This included fairly graphic sequences of Sharptooth mauling Littlefoot’s mother, a scene that remains in the movie only in the form of shadows against a wall. Reportedly, Steven Spielberg himself, no stranger to child endangerment in his movies, told Don Bluth that he’d have “kids crying in the lobby” if he didn’t make the edits. As far as I know, none of the removed footage has ever shown up on any print or home media release, but I’d love to see it if it ever became available. Especially given that the scene in question is clearly an homage to a similar one from Fantasia, one of the most blatant nods to Bluth’s former employers in the film.
Inexplicably, this rather dark, dangerous dinosaur journey would go on to spark a very long-running franchise of happy, bright direct-to-DVD animated musicals. I wonder how many of the kids who grew up with those movies have ever gone back to watch the original, and been completely shocked by how different from them it is. While it’s a little too slight for it to have a lot of rewatch value for me now, especially when compared to Bluth’s other 80s movies, I can still definitely appreciate the impact it had on me as a child.

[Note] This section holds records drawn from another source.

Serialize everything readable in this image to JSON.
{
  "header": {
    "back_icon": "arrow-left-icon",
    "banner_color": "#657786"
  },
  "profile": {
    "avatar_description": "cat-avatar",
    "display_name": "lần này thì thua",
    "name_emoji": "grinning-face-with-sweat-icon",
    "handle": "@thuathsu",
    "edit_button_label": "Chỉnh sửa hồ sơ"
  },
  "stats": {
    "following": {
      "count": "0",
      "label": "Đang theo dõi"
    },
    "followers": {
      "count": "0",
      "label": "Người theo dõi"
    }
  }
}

-I didn’t mention it above, but the score for the movie, composed by James Horner, is really quite excellent as well, and gets more of a spotlight than most scores due to the lack of dialogue in a lot of scenes.
-My favorite scene in the movie is actually the one scene that has absolutely nothing to do with the rest of the narrative. For about two minutes, the movie comes to halt while we watch a group of small pteradons fight wordlessly over a cherry, until eventually another unrelated lizard saunters up and eats it. They’re all dejected, until the mother shows up with a cherry for each of them. Finally, as they’re walking away, they pass a depressed-looking Littlefoot, and one of them attempts to give their cherry to the dinosaur to cheer him up. It feels like something out of the golden age of Disney animated shorts, and I found it positively charming.